### Raw data
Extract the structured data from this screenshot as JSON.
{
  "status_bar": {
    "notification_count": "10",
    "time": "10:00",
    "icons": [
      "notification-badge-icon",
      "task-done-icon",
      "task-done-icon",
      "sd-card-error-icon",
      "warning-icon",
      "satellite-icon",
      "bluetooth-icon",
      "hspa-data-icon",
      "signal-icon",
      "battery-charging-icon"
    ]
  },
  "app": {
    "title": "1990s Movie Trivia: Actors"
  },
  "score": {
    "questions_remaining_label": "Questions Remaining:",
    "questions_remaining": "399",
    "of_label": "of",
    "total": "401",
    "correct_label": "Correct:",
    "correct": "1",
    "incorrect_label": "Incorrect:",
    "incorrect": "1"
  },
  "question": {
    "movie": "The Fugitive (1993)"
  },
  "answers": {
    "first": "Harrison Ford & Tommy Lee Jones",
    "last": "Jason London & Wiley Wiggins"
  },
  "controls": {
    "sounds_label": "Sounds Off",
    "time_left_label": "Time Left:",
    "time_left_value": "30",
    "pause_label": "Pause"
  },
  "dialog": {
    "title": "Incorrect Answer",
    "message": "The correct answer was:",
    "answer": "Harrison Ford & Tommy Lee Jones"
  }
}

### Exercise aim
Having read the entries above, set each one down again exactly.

### Task response
Extract the structured data from this screenshot as JSON.
{
  "status_bar": {
    "notification_count": "10",
    "time": "10:00",
    "icons": [
      "notification-badge-icon",
      "task-done-icon",
      "task-done-icon",
      "sd-card-error-icon",
      "warning-icon",
      "satellite-icon",
      "bluetooth-icon",
      "hspa-data-icon",
      "signal-icon",
      "battery-charging-icon"
    ]
  },
  "app": {
    "title": "1990s Movie Trivia: Actors"
  },
  "score": {
    "questions_remaining_label": "Questions Remaining:",
    "questions_remaining": "399",
    "of_label": "of",
    "total": "401",
    "correct_label": "Correct:",
    "correct": "1",
    "incorrect_label": "Incorrect:",
    "incorrect": "1"
  },
  "question": {
    "movie": "The Fugitive (1993)"
  },
  "answers": {
    "first": "Harrison Ford & Tommy Lee Jones",
    "last": "Jason London & Wiley Wiggins"
  },
  "controls": {
    "sounds_label": "Sounds Off",
    "time_left_label": "Time Left:",
    "time_left_value": "30",
    "pause_label": "Pause"
  },
  "dialog": {
    "title": "Incorrect Answer",
    "message": "The correct answer was:",
    "answer": "Harrison Ford & Tommy Lee Jones"
  }
}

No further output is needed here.